Each line in the entries below that holds the word "kind" belongs in the answer.

[Page and application data records]

------------------------------------------------------------------------

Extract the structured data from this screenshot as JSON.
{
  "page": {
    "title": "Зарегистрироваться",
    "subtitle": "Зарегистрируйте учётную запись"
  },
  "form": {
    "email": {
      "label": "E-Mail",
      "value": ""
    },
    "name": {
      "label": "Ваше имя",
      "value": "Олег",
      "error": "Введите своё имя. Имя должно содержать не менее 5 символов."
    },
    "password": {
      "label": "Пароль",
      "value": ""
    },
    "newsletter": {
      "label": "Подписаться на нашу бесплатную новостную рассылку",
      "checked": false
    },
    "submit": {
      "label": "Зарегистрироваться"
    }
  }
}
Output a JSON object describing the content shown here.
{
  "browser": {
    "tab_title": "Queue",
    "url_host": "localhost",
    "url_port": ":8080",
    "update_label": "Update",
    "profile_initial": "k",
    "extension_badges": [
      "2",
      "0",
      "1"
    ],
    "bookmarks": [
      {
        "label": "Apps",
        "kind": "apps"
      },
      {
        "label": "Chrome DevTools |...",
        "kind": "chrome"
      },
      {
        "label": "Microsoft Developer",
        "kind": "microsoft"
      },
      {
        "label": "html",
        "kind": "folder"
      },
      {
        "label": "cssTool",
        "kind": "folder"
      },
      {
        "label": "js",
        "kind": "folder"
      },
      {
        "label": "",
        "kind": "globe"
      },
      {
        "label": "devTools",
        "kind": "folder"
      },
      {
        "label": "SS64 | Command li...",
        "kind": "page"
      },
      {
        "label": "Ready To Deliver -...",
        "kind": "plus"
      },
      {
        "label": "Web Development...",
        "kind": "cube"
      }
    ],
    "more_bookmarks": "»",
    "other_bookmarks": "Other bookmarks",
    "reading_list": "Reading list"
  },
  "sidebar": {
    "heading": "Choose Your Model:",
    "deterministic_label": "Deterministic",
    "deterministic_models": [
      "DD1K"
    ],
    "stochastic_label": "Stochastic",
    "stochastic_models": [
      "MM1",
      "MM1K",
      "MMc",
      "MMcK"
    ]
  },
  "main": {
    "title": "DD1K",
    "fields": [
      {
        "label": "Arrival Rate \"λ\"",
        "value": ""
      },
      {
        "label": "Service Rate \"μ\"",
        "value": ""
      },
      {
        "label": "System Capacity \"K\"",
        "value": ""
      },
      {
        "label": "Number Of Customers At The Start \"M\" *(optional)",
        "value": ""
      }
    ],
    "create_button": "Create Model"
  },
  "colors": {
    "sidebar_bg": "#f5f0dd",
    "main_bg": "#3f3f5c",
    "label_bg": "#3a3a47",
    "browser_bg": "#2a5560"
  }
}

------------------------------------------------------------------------

▶ **EXPECTED ANSWER**:
        "kind": "apps"
        "kind": "chrome"
        "kind": "microsoft"
        "kind": "folder"
        "kind": "folder"
        "kind": "folder"
        "kind": "globe"
        "kind": "folder"
        "kind": "page"
        "kind": "plus"
        "kind": "cube"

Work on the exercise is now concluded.